▶ **What is required**: A verbatim reprint of the records below is what this exercise asks for.

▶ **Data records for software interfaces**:
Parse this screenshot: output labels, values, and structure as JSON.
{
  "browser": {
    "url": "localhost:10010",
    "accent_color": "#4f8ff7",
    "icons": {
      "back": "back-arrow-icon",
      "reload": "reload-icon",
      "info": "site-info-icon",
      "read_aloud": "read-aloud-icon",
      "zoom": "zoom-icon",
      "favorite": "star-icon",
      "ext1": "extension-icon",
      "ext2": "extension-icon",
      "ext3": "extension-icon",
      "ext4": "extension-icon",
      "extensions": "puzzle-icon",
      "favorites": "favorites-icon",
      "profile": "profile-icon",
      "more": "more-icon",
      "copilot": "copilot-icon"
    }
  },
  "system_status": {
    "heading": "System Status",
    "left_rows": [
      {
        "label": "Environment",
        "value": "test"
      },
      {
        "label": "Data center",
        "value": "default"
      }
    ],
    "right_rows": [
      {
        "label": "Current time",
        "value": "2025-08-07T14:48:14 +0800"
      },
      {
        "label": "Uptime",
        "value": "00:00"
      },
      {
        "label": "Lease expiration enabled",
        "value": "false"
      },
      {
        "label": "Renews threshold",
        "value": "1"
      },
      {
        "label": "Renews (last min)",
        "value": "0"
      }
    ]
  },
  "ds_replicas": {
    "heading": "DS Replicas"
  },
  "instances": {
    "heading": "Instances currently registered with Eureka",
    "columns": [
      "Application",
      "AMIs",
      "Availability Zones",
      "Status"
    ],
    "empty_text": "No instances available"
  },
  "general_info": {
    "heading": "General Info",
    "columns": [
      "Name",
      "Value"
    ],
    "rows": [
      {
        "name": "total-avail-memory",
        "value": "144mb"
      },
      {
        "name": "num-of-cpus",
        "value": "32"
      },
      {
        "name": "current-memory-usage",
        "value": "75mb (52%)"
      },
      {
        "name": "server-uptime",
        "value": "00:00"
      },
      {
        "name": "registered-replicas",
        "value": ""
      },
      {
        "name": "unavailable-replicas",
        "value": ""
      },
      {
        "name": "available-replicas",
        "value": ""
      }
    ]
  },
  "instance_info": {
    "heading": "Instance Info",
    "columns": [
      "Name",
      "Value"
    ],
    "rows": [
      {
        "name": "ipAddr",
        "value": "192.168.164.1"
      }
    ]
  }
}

▶ **Result of the exercise**:
Parse this screenshot: output labels, values, and structure as JSON.
{
  "browser": {
    "url": "localhost:10010",
    "accent_color": "#4f8ff7",
    "icons": {
      "back": "back-arrow-icon",
      "reload": "reload-icon",
      "info": "site-info-icon",
      "read_aloud": "read-aloud-icon",
      "zoom": "zoom-icon",
      "favorite": "star-icon",
      "ext1": "extension-icon",
      "ext2": "extension-icon",
      "ext3": "extension-icon",
      "ext4": "extension-icon",
      "extensions": "puzzle-icon",
      "favorites": "favorites-icon",
      "profile": "profile-icon",
      "more": "more-icon",
      "copilot": "copilot-icon"
    }
  },
  "system_status": {
    "heading": "System Status",
    "left_rows": [
      {
        "label": "Environment",
        "value": "test"
      },
      {
        "label": "Data center",
        "value": "default"
      }
    ],
    "right_rows": [
      {
        "label": "Current time",
        "value": "2025-08-07T14:48:14 +0800"
      },
      {
        "label": "Uptime",
        "value": "00:00"
      },
      {
        "label": "Lease expiration enabled",
        "value": "false"
      },
      {
        "label": "Renews threshold",
        "value": "1"
      },
      {
        "label": "Renews (last min)",
        "value": "0"
      }
    ]
  },
  "ds_replicas": {
    "heading": "DS Replicas"
  },
  "instances": {
    "heading": "Instances currently registered with Eureka",
    "columns": [
      "Application",
      "AMIs",
      "Availability Zones",
      "Status"
    ],
    "empty_text": "No instances available"
  },
  "general_info": {
    "heading": "General Info",
    "columns": [
      "Name",
      "Value"
    ],
    "rows": [
      {
        "name": "total-avail-memory",
        "value": "144mb"
      },
      {
        "name": "num-of-cpus",
        "value": "32"
      },
      {
        "name": "current-memory-usage",
        "value": "75mb (52%)"
      },
      {
        "name": "server-uptime",
        "value": "00:00"
      },
      {
        "name": "registered-replicas",
        "value": ""
      },
      {
        "name": "unavailable-replicas",
        "value": ""
      },
      {
        "name": "available-replicas",
        "value": ""
      }
    ]
  },
  "instance_info": {
    "heading": "Instance Info",
    "columns": [
      "Name",
      "Value"
    ],
    "rows": [
      {
        "name": "ipAddr",
        "value": "192.168.164.1"
      }
    ]
  }
}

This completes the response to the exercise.